##### Data for this task #####
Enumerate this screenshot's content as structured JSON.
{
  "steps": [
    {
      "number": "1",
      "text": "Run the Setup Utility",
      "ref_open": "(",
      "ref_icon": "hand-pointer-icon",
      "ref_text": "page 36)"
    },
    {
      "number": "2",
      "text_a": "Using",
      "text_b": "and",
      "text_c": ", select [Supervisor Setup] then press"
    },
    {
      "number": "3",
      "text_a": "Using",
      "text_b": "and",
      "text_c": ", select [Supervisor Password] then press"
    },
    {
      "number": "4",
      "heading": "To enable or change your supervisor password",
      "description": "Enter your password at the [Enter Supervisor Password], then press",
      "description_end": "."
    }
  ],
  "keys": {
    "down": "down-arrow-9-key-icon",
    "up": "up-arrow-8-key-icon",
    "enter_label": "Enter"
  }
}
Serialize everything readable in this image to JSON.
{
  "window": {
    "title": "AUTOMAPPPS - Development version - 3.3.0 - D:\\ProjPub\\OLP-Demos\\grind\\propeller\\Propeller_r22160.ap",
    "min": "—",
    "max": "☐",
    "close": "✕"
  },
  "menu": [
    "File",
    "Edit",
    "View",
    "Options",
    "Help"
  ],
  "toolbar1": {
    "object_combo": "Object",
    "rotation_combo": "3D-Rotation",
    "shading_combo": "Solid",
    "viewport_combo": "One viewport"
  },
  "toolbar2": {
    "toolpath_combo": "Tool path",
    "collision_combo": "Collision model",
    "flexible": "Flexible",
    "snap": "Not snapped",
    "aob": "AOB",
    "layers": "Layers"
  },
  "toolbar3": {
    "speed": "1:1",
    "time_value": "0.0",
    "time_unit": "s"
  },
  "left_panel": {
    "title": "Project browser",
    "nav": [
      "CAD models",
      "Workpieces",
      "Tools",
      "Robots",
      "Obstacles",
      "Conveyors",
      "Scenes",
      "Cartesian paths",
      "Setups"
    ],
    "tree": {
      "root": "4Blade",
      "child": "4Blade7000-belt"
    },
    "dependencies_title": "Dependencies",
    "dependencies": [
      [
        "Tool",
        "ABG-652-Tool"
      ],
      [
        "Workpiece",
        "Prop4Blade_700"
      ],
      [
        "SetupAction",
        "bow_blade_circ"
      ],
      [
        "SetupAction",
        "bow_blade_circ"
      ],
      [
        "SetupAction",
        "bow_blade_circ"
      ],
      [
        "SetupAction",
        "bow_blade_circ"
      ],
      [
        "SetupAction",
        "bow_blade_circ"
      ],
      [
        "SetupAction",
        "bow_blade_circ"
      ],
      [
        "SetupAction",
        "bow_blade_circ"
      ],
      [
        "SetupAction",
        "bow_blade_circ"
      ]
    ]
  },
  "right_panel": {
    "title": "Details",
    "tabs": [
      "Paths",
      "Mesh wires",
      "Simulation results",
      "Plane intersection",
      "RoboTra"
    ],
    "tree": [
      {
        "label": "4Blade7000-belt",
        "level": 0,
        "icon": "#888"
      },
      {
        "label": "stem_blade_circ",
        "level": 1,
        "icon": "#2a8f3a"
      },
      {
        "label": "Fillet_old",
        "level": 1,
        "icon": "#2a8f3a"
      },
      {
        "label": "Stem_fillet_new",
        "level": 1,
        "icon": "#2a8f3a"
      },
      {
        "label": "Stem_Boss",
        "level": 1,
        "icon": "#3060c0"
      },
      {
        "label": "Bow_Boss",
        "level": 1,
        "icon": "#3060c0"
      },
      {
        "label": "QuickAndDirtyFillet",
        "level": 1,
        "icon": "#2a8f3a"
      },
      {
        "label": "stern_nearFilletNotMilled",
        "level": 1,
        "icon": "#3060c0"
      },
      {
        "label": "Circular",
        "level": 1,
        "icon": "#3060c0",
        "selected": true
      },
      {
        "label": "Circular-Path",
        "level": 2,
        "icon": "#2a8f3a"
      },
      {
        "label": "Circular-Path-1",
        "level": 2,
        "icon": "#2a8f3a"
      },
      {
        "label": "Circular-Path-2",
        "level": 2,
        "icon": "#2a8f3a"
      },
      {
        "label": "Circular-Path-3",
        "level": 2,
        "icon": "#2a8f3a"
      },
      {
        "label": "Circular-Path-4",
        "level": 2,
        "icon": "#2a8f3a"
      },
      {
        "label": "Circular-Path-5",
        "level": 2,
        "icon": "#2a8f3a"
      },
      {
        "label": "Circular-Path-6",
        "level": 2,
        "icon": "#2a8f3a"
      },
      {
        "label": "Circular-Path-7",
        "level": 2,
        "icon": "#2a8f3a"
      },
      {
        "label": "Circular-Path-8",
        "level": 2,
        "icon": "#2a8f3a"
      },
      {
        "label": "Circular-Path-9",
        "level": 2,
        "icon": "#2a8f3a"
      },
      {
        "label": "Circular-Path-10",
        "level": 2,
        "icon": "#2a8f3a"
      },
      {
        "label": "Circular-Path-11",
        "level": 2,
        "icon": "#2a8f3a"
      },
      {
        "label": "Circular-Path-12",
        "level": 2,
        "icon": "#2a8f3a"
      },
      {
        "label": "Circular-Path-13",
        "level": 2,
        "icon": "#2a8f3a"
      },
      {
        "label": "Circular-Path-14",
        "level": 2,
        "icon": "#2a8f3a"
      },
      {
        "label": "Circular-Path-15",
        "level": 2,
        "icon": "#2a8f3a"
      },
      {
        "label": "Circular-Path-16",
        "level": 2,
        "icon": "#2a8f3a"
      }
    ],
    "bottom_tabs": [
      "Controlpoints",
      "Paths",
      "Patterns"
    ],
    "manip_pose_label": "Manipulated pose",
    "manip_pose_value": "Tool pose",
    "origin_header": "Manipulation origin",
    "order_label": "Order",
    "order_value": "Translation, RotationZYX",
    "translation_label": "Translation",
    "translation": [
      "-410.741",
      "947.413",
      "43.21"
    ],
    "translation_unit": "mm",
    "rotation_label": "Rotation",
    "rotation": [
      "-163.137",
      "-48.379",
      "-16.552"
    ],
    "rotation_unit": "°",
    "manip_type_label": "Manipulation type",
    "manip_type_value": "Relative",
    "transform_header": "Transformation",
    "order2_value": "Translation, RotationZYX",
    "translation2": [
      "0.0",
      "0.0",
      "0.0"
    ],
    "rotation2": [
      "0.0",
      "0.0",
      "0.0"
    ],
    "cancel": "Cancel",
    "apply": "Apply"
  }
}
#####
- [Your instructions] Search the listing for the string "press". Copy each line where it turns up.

- [Answer box]
      "text_c": ", select [Supervisor Setup] then press"
      "text_c": ", select [Supervisor Password] then press"
      "description": "Enter your password at the [Enter Supervisor Password], then press",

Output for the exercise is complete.